What makes this worse is that the auction house attendees bid for tax revenues offered by politicians that were extracted from the wider less affluent population. This phenomenon perpetuates a societal system by which the rich can get richer and the poor gets poorer. This occurs because the elite class can outbid average citizens in influencing and dictating the way tax dollars are distributed throughout society.
What should be done therefore to mitigate this unpleasant reality? Shrink the power, scope and size of the state, thereby limiting the politician’s ability to dole out favours and tax payer dollars at their discretion. A gradual move to a less centrally planned more free-market environment with smaller government, would lead to less corruption in the distribution tax dollars.
If the citizens of T&T think long and hard they’ll realize in spite of what the state has led them to believe they pay more into the government coffers than the value they get out in terms of services & support rendered by the government.
I am in the United States and your comment here reminds me of something I call “separate pocket syndrome” whereby one layer of government wastefully spends money from another layer of government. A local school will spend $10 of state money if it saves them $1 of local money. In the end all money comes from the taxpayer, so such logic obviously is flawed.
Don’t misunderstand me to think that I am a fan of hyper-active outsourcing. I agree more with what you say. Unfortunately the mindset of many Americans these days is to outsource more and more government services to the for-profit private sector. That has been and continues to be a disaster, IF you can ever get the truth out of our corporate-controlled media.
That’s another truth of big government. Big government feeds and enables mega corporations, corporations that are big, bloated, and inefficient and would never survive in a true free market.
I am welcoming your critical participation here.
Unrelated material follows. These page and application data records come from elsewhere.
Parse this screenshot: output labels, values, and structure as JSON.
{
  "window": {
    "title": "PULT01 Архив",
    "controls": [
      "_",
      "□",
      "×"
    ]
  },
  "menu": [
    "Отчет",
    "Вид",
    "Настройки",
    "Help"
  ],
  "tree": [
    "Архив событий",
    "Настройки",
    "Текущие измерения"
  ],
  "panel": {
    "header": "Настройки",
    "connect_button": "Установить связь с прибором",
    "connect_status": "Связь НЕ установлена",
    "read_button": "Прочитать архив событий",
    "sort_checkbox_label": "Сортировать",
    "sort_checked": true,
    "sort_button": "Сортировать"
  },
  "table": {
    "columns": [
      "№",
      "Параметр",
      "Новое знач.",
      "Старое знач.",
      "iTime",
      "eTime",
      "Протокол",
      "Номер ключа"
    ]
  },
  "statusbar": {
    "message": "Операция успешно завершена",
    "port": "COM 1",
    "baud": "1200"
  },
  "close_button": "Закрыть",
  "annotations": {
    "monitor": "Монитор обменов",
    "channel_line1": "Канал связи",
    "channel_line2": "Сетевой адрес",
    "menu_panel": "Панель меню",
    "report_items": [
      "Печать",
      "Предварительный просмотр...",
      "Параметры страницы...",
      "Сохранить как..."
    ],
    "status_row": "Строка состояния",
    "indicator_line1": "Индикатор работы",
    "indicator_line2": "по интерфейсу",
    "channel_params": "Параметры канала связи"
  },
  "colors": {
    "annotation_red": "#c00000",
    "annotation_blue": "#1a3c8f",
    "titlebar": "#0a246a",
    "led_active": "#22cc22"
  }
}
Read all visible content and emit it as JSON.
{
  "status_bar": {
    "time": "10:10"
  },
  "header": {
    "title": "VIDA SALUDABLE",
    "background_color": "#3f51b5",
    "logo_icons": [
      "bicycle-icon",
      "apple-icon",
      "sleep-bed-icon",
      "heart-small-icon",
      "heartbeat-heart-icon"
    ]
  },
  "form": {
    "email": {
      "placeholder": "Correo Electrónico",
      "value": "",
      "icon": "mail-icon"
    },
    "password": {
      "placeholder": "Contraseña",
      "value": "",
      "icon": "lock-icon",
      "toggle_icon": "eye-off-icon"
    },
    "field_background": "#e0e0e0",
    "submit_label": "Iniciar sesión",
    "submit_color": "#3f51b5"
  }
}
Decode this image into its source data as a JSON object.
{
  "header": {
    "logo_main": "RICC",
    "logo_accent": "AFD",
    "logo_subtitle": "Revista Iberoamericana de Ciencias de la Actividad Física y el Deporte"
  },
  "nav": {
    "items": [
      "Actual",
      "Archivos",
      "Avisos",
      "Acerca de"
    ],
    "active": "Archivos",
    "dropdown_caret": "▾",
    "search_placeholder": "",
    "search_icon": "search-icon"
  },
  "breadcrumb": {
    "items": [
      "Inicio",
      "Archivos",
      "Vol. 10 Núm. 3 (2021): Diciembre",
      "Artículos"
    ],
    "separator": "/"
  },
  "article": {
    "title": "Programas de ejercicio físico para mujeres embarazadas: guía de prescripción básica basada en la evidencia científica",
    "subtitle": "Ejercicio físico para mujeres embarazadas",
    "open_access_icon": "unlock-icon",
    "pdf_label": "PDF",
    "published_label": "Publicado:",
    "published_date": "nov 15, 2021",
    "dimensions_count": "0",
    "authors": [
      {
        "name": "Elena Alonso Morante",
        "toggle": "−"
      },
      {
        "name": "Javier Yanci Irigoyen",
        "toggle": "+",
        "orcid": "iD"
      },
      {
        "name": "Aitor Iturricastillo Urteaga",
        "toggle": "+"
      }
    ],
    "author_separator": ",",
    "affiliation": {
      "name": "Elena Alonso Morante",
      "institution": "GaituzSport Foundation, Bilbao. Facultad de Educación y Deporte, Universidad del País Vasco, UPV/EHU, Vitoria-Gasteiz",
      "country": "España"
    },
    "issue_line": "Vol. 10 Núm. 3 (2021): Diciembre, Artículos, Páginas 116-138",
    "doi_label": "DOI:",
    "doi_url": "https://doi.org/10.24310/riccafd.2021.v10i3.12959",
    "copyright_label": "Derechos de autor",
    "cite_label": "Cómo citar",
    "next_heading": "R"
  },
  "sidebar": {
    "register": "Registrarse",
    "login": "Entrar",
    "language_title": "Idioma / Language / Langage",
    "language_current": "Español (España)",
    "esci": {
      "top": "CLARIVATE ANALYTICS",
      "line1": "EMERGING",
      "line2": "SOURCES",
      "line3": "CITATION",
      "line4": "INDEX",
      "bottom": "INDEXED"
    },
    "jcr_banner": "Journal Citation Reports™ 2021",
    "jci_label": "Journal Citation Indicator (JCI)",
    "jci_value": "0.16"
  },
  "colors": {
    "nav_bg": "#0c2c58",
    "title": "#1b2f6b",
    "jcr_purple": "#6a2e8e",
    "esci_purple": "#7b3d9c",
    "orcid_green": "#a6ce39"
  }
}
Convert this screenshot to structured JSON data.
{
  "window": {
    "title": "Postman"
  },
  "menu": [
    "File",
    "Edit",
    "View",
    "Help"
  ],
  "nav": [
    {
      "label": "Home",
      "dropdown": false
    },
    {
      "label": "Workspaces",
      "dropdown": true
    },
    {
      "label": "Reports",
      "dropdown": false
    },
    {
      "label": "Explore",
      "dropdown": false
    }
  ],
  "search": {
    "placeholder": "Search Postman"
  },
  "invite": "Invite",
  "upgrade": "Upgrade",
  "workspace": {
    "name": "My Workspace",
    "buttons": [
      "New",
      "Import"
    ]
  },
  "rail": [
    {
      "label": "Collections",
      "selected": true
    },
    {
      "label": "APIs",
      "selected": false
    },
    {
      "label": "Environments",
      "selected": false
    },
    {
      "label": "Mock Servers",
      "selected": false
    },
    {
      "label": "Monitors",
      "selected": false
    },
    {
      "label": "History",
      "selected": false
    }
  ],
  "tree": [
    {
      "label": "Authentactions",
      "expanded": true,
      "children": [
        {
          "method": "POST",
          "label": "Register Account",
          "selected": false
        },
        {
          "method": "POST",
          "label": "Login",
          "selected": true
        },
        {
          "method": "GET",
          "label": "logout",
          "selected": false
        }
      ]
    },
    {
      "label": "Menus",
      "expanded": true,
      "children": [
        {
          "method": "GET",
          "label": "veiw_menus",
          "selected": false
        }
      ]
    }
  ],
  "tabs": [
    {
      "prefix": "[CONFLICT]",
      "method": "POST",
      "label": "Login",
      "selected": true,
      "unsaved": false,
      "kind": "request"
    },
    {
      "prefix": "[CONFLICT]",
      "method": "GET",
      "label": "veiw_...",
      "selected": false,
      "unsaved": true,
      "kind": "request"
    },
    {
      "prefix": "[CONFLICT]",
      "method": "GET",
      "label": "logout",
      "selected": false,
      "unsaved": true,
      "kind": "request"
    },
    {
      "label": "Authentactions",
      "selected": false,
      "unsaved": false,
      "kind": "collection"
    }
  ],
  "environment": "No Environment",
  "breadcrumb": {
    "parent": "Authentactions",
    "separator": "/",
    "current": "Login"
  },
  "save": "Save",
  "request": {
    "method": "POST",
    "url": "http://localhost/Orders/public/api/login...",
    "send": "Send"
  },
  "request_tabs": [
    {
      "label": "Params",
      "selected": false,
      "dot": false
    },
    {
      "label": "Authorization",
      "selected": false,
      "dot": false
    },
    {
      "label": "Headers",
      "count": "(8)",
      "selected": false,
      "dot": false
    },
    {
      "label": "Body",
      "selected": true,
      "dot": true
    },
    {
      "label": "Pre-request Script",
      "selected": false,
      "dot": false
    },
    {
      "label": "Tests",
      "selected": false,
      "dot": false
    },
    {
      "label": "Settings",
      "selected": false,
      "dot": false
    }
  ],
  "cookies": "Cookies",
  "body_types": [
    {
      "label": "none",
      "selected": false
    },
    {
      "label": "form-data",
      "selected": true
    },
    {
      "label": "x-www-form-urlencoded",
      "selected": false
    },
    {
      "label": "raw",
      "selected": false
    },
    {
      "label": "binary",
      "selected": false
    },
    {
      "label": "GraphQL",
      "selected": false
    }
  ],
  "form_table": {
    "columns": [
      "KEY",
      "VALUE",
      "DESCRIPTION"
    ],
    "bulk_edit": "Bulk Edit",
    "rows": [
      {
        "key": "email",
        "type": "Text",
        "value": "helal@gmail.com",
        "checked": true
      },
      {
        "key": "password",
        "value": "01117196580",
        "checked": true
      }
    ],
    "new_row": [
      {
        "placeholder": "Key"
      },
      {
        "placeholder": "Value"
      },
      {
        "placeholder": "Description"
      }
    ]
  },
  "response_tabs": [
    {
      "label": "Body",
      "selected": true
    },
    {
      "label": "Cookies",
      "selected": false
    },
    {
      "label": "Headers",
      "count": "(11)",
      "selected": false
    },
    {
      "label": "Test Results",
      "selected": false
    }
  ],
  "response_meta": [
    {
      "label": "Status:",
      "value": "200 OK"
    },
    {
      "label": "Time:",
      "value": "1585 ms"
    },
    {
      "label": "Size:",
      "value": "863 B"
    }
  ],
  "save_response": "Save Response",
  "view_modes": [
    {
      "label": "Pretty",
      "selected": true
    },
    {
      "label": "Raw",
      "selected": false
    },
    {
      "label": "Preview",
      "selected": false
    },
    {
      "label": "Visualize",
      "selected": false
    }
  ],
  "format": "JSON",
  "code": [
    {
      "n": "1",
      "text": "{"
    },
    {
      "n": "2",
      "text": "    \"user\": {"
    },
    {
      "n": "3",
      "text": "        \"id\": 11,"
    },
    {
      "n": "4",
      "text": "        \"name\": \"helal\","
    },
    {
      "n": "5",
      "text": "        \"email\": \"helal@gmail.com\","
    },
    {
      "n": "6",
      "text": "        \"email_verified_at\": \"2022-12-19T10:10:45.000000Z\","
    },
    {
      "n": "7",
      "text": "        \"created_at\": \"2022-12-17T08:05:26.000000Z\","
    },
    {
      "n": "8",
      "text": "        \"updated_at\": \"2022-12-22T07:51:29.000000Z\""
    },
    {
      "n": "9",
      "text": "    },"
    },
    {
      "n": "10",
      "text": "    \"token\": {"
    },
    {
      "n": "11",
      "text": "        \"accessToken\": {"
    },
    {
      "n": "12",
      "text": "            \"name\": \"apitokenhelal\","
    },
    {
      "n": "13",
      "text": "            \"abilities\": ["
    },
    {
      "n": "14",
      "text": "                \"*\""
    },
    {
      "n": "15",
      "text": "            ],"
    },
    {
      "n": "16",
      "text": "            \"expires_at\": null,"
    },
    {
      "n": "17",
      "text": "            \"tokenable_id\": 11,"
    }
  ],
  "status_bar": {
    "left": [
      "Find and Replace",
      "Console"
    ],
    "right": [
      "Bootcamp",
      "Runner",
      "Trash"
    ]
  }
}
The G2G arrangements explored in this blog at ‘Foreign Affairs’ are indeed separate pockets which allow for excessive, unexamined use of huge sums of Public Money, that being the very reason they need to be included in any system of Public Procurement oversight.
Apart from my blogging, I am also President of the Joint Consultative Council for the Construction Industry – an umbrella-group representing the interests of the professional associations of Architects, Surveyors, Contractors, Engineers, Planners and Facilities Managers – so you can see our work at http://www.jcc.org.tt/index.htm.
Checks and balances, watch for conflicts of interests, gatekeepers need to be well educated, not head-nodding “yes men” types. As you know Afra I am working with a few other people here in the US to greatly escalate the presence of procurement professionals for construction projects. I am an engineer myself and while my profession is known for integrity, it is arrogant and naïve to think that we should be put in self-monitoring positions when there are conflicts of interests and revolving door scenarios. Once a bad habit gets into the circle it’s hard to weed it out due to a lack of outside oversight. NIGP tells me procurement oversight is on an upward curve, but we’re nowhere near where we need to be with it at this point in time.
I agree in part with the above but we must consider that we will then revert to the capitalistic vagaries of the private sector which, when profits are maximised its rich members jump ship and force the looted taxpayers to pick up the pieces at great personal loss and humiliation. Then when things are ‘better’ these vultures return smiling, for a new exploratory cycle has begun. We need to lock away those who steal public funds at any level and the Auditor General MUST account for each penny spent of public funds and the invoices, cheques and contracts MUST be accessible for public scrutiny at all times.
Citizens have to pay taxes and the disbursement of these funds MUST be sanctioned by the public. The mantra is “When the expenditure of public money is without accountability and transparency, it will always be equal to corruption.” If you are not outraged, you were not paying attention.